Director: Ari Aster
Length: 127 minutes
American horror cinema has undergone a minor renaissance thanks to A24, the distribution company behind The Witch (2015), Green Room (2015), It Comes At Night (2017), and The Killing of a Sacred Deer (2017). Their latest feature is Hereditary, the debut feature of 31-year-old writer-director Ari Aster.
Hereditary opens with a funeral. Ellen, the matriarch of the Graham family, has passed away and the movie centres on her daughter, Annie. Annie (Toni Collette), who specialises in making miniature sculptures of moments in her life, lives with her husband Steve (Gabriel Byrne), her teenage son Peter (Alex Wolf), and her young daughter Charlie (Milly Shapiro). Annie and Ellen were not on speaking terms, and the only member of the family taking Ellen’s passing hard is shy Charlie. When another family tragedy occurs, Annie attends a séance with Ellen’s friend Joan (Ann Dowd). Not only does Annie uncover dark secrets about her late mother, but Peter starts to act out at home in disturbing ways.
A lot of dark and supernatural things happen during the final half hour of Hereditary, including a big twist at the end. You may not understand the twist immediately when the movie is over, but if you pay full attention to the movie’s first 10 minutes you’ll be able to tie together the loose ends. Aster is very careful in how he pieces everything together. Hereditary is a film that demands a second viewing.

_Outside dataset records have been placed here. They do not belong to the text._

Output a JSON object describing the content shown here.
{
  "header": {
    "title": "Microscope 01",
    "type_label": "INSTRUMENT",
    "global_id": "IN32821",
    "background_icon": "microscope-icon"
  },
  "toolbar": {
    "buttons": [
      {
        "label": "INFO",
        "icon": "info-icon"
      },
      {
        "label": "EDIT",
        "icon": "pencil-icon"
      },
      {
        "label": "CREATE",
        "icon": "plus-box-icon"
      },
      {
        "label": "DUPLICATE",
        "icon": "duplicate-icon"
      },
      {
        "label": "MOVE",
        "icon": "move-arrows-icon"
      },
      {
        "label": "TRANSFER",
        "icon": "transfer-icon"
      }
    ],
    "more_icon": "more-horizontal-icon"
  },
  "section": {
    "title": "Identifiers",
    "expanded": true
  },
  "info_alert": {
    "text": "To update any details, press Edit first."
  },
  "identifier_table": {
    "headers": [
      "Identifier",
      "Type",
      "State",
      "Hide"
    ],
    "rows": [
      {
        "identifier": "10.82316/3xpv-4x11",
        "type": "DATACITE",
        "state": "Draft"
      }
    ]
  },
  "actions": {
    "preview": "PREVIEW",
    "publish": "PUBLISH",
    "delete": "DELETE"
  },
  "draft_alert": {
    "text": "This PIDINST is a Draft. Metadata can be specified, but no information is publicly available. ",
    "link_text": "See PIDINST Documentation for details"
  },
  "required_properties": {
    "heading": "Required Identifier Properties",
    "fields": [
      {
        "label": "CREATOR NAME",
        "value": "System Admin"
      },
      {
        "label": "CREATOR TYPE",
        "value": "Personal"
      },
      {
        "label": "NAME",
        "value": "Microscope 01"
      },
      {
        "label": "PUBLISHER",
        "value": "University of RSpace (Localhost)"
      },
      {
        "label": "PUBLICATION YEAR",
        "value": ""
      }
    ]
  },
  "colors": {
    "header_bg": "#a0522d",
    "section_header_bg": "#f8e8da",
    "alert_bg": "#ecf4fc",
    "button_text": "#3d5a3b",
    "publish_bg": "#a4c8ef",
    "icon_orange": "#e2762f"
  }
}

Then there is the tone; Aster (who cites Mike Leigh as one of his directing inspirations) has made a crowd-pleasing haunted house movie that deals with the horrors of family trauma, guilt, domestic tension and betrayal, and the incredible ensemble bring these issues to haunting life. A dinner table scene, where Annie unleashes her frustrations of on her teenage son, is a very intense moment that doesn’t rely on gore or jump-scares. Aster also manages to pay homage to his influences (the Graham’s are based in a house in the woods, and Annie’s miniature models could be a reference to The Shining) while creating something that is his own.
Toni Collette is haunting. Yes, we have seen her in The Sixth Sense, but has ever played the “scream queen” in a horror movie before? If she has, I have not seen it. She is truly amazing as Annie. Her dinner table scene should be her Best Actress clip for the upcoming awards season.
This is an impressive and well executed horror film. While there are several familiar horror tropes (a funeral, the possessed child) and some moments of the horror feel unintentionally silly (Alex Wolf’s crying sound sounded false), it’s good to see a character-driven horror movie by a young director who clearly knows the history of the genre. This movie is not to be missed.